Today is the feast day of Juan Diego: the visionary of Mexico who received the apparition of Our Lady of Guadalupe in1531.
In Mysticism: The Nature and Development of Spiritual Consciousness, Evelyn Underhill has a chapter called “Voices and Visions.” Julian of Norwich was a visionary. So was Birgitta of Sweden, Hildegard of Bingen, Catherine of Siena, and Francis of Assisi. Receiving visions seems to be very much part of the stock in trade of the mystical life.
The prophet Joel, whom Peter quoted in his Pentecost sermon, said “It will come about after this that I will pour out My Spirit on all mankind; and your sons and daughters will prophesy, your old men will dream dreams, your young men will see visions.” Dreams and visions: are they merely the neon lights of the inner life? A yawning trap into which the gullible and naive and over-imaginative will inevitably fall? Or is there some real and important connection between being conscious of Divine presence and Union with God, and a heightened or altered experience of vision? While plenty of the “A list” mystics like those I mentioned above were truly supernatural visionaries, does this mean that all of us are called to receive such visions? Or can one be a true mystic in a much more humble and down to earth way?
I’m pretty much an agnostic about all this. I rather agree with John of the Cross, who in the Ascent of Mount Carmel suggests that supernatural “apprehensions” or knowledge, while potentially a genuine blessing, is also fraught with both psychological and spiritual dangers, chief among them being the capacity for self-delusion, ego-inflation, and pride: the idea that “God has chosen me so therefore I must be really special.” John sensibly counsels his readers that “all heavenly visions, revelations, and feelings — or whatever else one may desire to think on — are not worth as much as the least act of humility… Consequently souls should not look for their happiness in these supernatual apprehensions, but should strive to forget them for the sake of being free.” Ah, yes. Do old men dream dreams and do young men (and women) have visions? You bet. But these things are less important than humility, charity, and true freedom in the Spirit.
I’ve always loved the idea that the Holy Spirit can break through our psychic defenses and bring to us knowledge or insight that can have a truly transformational impact on who we are and how we function in the world. And I believe such “interruptions” are possible, even in our hyper-cynical age. But I also believe that such things should be neither defended against, nor actively sought. After all, there are no guarantees: a true vision might be far more terrifying than comforting. In the meantime, so much wisdom and insight is available to us all, through the riches of Sacred Scripture and the writings of the saints and mystics, and through the ordinary work of trying to grow in humility, charity, and the virtues. We don’t need the “neon lights” of supernatural visions, most of us. And to me, this is cause for great thanksgiving.

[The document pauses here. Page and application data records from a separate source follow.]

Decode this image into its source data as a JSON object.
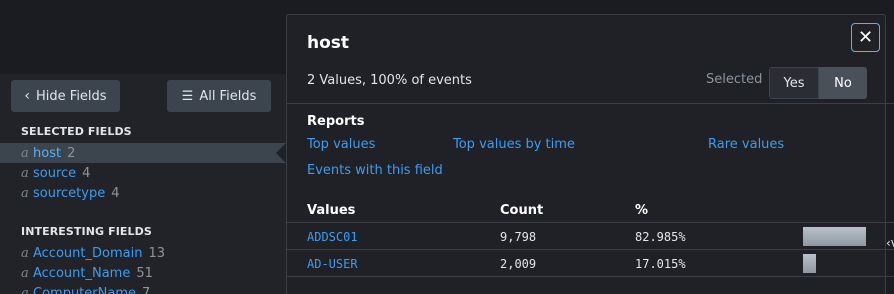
{
  "left": {
    "hide_fields_label": "Hide Fields",
    "all_fields_label": "All Fields",
    "selected_title": "SELECTED FIELDS",
    "selected_fields": [
      {
        "type": "a",
        "name": "host",
        "count": "2"
      },
      {
        "type": "a",
        "name": "source",
        "count": "4"
      },
      {
        "type": "a",
        "name": "sourcetype",
        "count": "4"
      }
    ],
    "interesting_title": "INTERESTING FIELDS",
    "interesting_fields": [
      {
        "type": "a",
        "name": "Account_Domain",
        "count": "13"
      },
      {
        "type": "a",
        "name": "Account_Name",
        "count": "51"
      },
      {
        "type": "a",
        "name": "ComputerName",
        "count": "7"
      }
    ]
  },
  "popover": {
    "title": "host",
    "summary": "2 Values, 100% of events",
    "selected_label": "Selected",
    "toggle_yes": "Yes",
    "toggle_no": "No",
    "reports_title": "Reports",
    "links": {
      "top_values": "Top values",
      "top_values_by_time": "Top values by time",
      "rare_values": "Rare values",
      "events_with_field": "Events with this field"
    },
    "columns": [
      "Values",
      "Count",
      "%"
    ],
    "rows": [
      {
        "value": "ADDSC01",
        "count": "9,798",
        "percent": "82.985%",
        "fraction": 0.82985
      },
      {
        "value": "AD-USER",
        "count": "2,009",
        "percent": "17.015%",
        "fraction": 0.17015
      }
    ]
  },
  "edge_text": "‹v",
  "icons": {
    "chevron": "chevron-left-icon",
    "list": "list-icon",
    "close": "close-icon"
  }
}
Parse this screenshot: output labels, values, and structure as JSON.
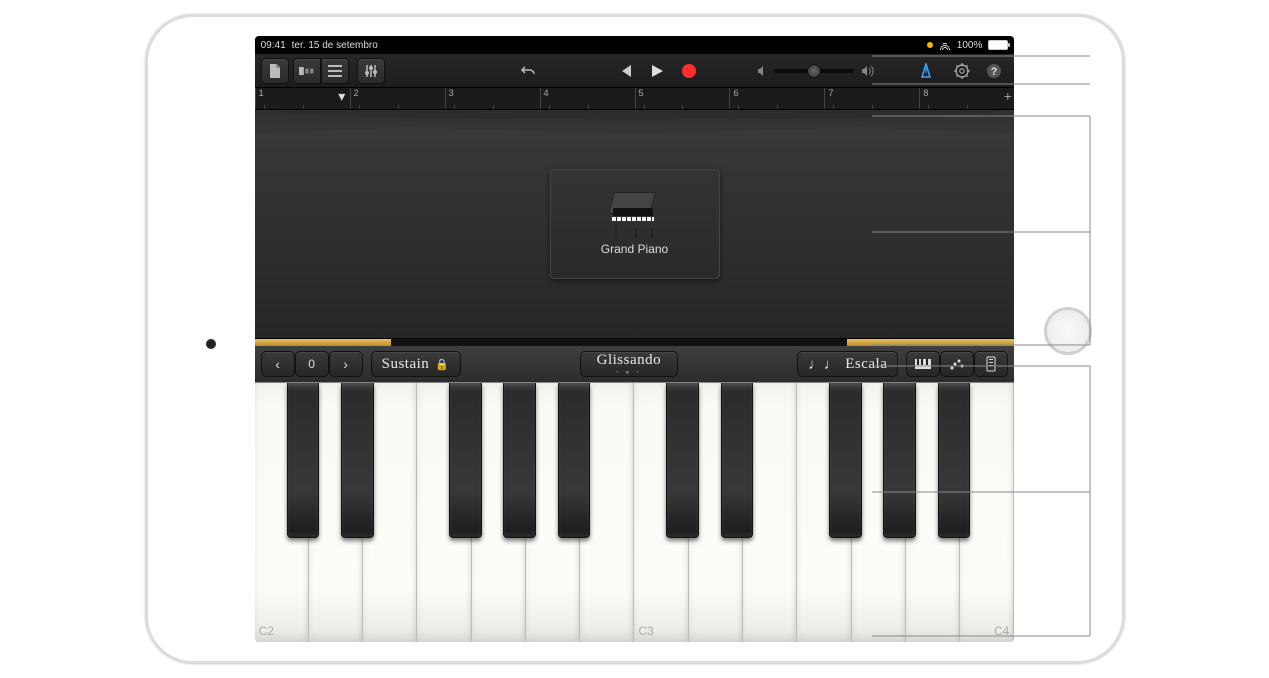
{
  "statusbar": {
    "time": "09:41",
    "date": "ter. 15 de setembro",
    "battery_pct": "100%"
  },
  "ruler": {
    "marks": [
      "1",
      "2",
      "3",
      "4",
      "5",
      "6",
      "7",
      "8"
    ]
  },
  "instrument": {
    "name": "Grand Piano"
  },
  "controls": {
    "octave_value": "0",
    "sustain": "Sustain",
    "glissando": "Glissando",
    "scale": "Escala"
  },
  "keys": {
    "labels": {
      "c2": "C2",
      "c3": "C3",
      "c4": "C4"
    }
  },
  "blackkeys": [
    4.2,
    11.35,
    25.6,
    32.75,
    39.9,
    54.2,
    61.35,
    75.6,
    82.75,
    89.9
  ]
}
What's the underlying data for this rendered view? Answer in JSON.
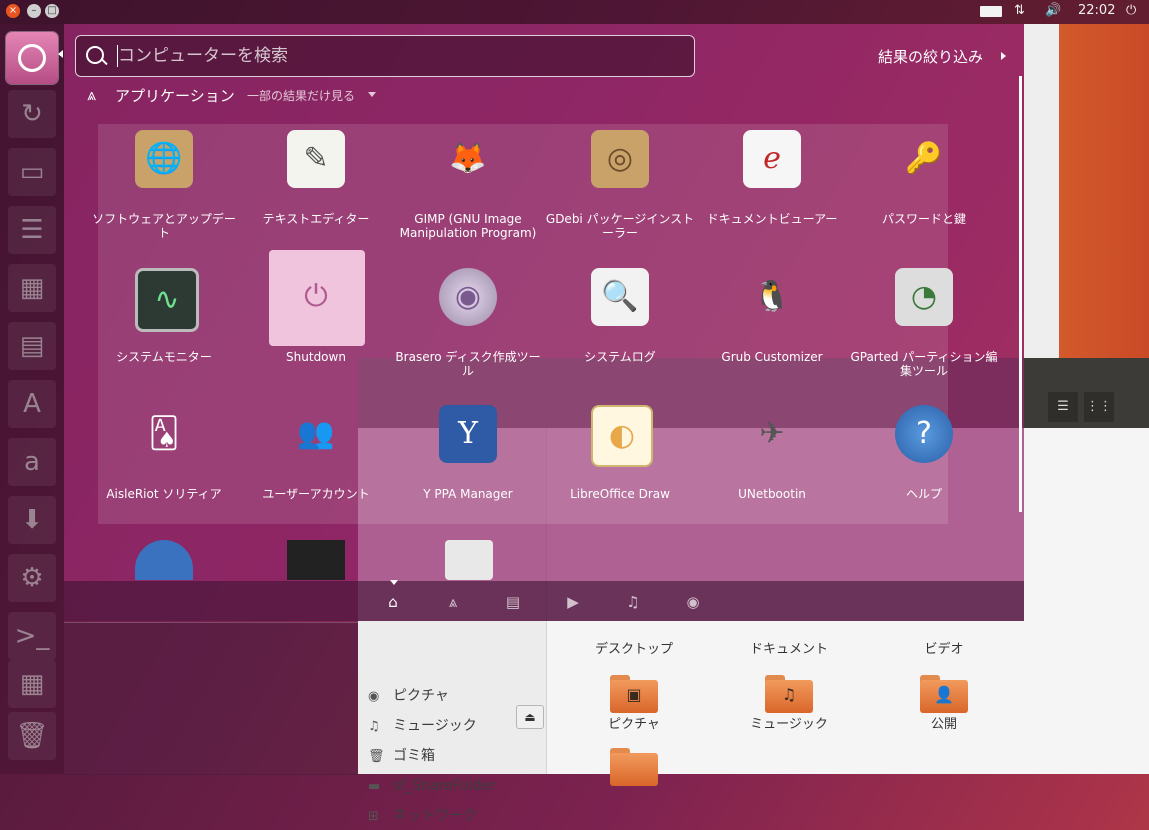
{
  "panel": {
    "time": "22:02",
    "indicators": [
      "keyboard-icon",
      "network-icon",
      "volume-icon",
      "power-icon"
    ]
  },
  "launcher": {
    "items": [
      "ubuntu-dash-icon",
      "system-updater-icon",
      "files-icon",
      "writer-icon",
      "calc-icon",
      "impress-icon",
      "software-center-icon",
      "amazon-icon",
      "updates-icon",
      "settings-icon",
      "terminal-icon",
      "workspaces-icon",
      "trash-icon"
    ]
  },
  "dash": {
    "search_placeholder": "コンピューターを検索",
    "filter_label": "結果の絞り込み",
    "category_title": "アプリケーション",
    "category_more": "一部の結果だけ見る",
    "apps": [
      {
        "label": "ソフトウェアとアップデート",
        "icon": "software-updates-icon"
      },
      {
        "label": "テキストエディター",
        "icon": "text-editor-icon"
      },
      {
        "label": "GIMP (GNU Image Manipulation Program)",
        "icon": "gimp-icon"
      },
      {
        "label": "GDebi パッケージインストーラー",
        "icon": "gdebi-icon"
      },
      {
        "label": "ドキュメントビューアー",
        "icon": "document-viewer-icon"
      },
      {
        "label": "パスワードと鍵",
        "icon": "passwords-keys-icon"
      },
      {
        "label": "システムモニター",
        "icon": "system-monitor-icon"
      },
      {
        "label": "Shutdown",
        "icon": "shutdown-icon"
      },
      {
        "label": "Brasero ディスク作成ツール",
        "icon": "brasero-icon"
      },
      {
        "label": "システムログ",
        "icon": "system-log-icon"
      },
      {
        "label": "Grub Customizer",
        "icon": "grub-customizer-icon"
      },
      {
        "label": "GParted パーティション編集ツール",
        "icon": "gparted-icon"
      },
      {
        "label": "AisleRiot ソリティア",
        "icon": "aisleriot-icon"
      },
      {
        "label": "ユーザーアカウント",
        "icon": "user-accounts-icon"
      },
      {
        "label": "Y PPA Manager",
        "icon": "y-ppa-manager-icon"
      },
      {
        "label": "LibreOffice Draw",
        "icon": "libreoffice-draw-icon"
      },
      {
        "label": "UNetbootin",
        "icon": "unetbootin-icon"
      },
      {
        "label": "ヘルプ",
        "icon": "help-icon"
      }
    ],
    "lenses": [
      "home-icon",
      "applications-icon",
      "files-icon",
      "video-icon",
      "music-icon",
      "photos-icon"
    ]
  },
  "files_window": {
    "sidebar": [
      {
        "label": "ピクチャ",
        "icon": "camera-icon"
      },
      {
        "label": "ミュージック",
        "icon": "music-icon"
      },
      {
        "label": "ゴミ箱",
        "icon": "trash-icon"
      },
      {
        "label": "sf_ShareFolder",
        "icon": "drive-icon"
      },
      {
        "label": "ネットワーク",
        "icon": "network-icon"
      }
    ],
    "folders": [
      {
        "label": "デスクトップ"
      },
      {
        "label": "ドキュメント"
      },
      {
        "label": "ビデオ"
      },
      {
        "label": "ピクチャ"
      },
      {
        "label": "ミュージック"
      },
      {
        "label": "公開"
      }
    ]
  },
  "colors": {
    "accent": "#e95420",
    "dash_tint": "#96286e"
  }
}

Now, I titled this post “Vision” rather than “Visions.” And that is because, while I think for most aspiring contemplatives the question of supernatural visions is more of a potential distraction than anything else, there is still a pretty important relationship between mysticism and vision — as in “learning to see more clearly.” Perhaps what the contemplative life calls most of us to is not the dramatic experiences of a Hildegard or a Julian, but rather to a more gentle path of learning to see all things with the eyes of love. The more we learn to use our eyes (and our mind’s eye) to see with love and humility and compassion, the more we will grow in true mystical vision — even if what we “see” never has any whiff of the extraordinary or supernatural about it at all. For the contemplative life — what Richard Rohr calls in his newest book, “learning to see as the mystics see” — is both entirely down to earth and utterly transformational. It will help us to have a new vision: the vision of the mystics, which is nothing more nor less than learning to see ordinary things the way God sees them.
And that kind of seeing would be the most amazing vision of all. May God grant it to us all. Amen.